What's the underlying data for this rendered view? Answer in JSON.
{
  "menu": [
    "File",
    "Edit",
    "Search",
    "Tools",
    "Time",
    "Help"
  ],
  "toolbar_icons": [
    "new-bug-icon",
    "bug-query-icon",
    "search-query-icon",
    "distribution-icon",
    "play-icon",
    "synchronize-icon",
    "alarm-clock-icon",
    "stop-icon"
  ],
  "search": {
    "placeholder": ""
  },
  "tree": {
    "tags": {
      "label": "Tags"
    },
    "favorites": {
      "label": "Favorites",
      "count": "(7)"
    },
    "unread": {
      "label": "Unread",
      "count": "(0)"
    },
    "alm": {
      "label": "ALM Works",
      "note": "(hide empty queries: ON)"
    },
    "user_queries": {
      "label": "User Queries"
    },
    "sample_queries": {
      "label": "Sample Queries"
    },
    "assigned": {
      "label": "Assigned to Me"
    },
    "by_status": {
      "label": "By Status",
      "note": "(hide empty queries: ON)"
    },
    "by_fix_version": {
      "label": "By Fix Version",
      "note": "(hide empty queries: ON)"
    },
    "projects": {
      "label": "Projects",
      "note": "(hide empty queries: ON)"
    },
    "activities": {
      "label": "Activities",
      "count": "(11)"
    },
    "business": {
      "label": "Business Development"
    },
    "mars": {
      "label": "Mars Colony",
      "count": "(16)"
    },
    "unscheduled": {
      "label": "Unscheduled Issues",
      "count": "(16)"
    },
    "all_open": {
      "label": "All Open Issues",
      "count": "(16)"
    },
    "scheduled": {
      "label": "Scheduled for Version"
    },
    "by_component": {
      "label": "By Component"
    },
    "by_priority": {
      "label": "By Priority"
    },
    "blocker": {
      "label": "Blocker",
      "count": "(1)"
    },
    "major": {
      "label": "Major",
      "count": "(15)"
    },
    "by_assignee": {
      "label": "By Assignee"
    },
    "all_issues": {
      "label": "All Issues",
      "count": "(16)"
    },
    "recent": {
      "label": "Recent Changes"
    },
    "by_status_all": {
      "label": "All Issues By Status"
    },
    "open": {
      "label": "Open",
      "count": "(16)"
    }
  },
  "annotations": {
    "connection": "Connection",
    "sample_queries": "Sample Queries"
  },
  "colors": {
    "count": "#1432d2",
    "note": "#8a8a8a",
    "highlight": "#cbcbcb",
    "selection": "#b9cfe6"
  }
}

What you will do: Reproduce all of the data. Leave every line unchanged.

Answer space:
What's the underlying data for this rendered view? Answer in JSON.
{
  "menu": [
    "File",
    "Edit",
    "Search",
    "Tools",
    "Time",
    "Help"
  ],
  "toolbar_icons": [
    "new-bug-icon",
    "bug-query-icon",
    "search-query-icon",
    "distribution-icon",
    "play-icon",
    "synchronize-icon",
    "alarm-clock-icon",
    "stop-icon"
  ],
  "search": {
    "placeholder": ""
  },
  "tree": {
    "tags": {
      "label": "Tags"
    },
    "favorites": {
      "label": "Favorites",
      "count": "(7)"
    },
    "unread": {
      "label": "Unread",
      "count": "(0)"
    },
    "alm": {
      "label": "ALM Works",
      "note": "(hide empty queries: ON)"
    },
    "user_queries": {
      "label": "User Queries"
    },
    "sample_queries": {
      "label": "Sample Queries"
    },
    "assigned": {
      "label": "Assigned to Me"
    },
    "by_status": {
      "label": "By Status",
      "note": "(hide empty queries: ON)"
    },
    "by_fix_version": {
      "label": "By Fix Version",
      "note": "(hide empty queries: ON)"
    },
    "projects": {
      "label": "Projects",
      "note": "(hide empty queries: ON)"
    },
    "activities": {
      "label": "Activities",
      "count": "(11)"
    },
    "business": {
      "label": "Business Development"
    },
    "mars": {
      "label": "Mars Colony",
      "count": "(16)"
    },
    "unscheduled": {
      "label": "Unscheduled Issues",
      "count": "(16)"
    },
    "all_open": {
      "label": "All Open Issues",
      "count": "(16)"
    },
    "scheduled": {
      "label": "Scheduled for Version"
    },
    "by_component": {
      "label": "By Component"
    },
    "by_priority": {
      "label": "By Priority"
    },
    "blocker": {
      "label": "Blocker",
      "count": "(1)"
    },
    "major": {
      "label": "Major",
      "count": "(15)"
    },
    "by_assignee": {
      "label": "By Assignee"
    },
    "all_issues": {
      "label": "All Issues",
      "count": "(16)"
    },
    "recent": {
      "label": "Recent Changes"
    },
    "by_status_all": {
      "label": "All Issues By Status"
    },
    "open": {
      "label": "Open",
      "count": "(16)"
    }
  },
  "annotations": {
    "connection": "Connection",
    "sample_queries": "Sample Queries"
  },
  "colors": {
    "count": "#1432d2",
    "note": "#8a8a8a",
    "highlight": "#cbcbcb",
    "selection": "#b9cfe6"
  }
}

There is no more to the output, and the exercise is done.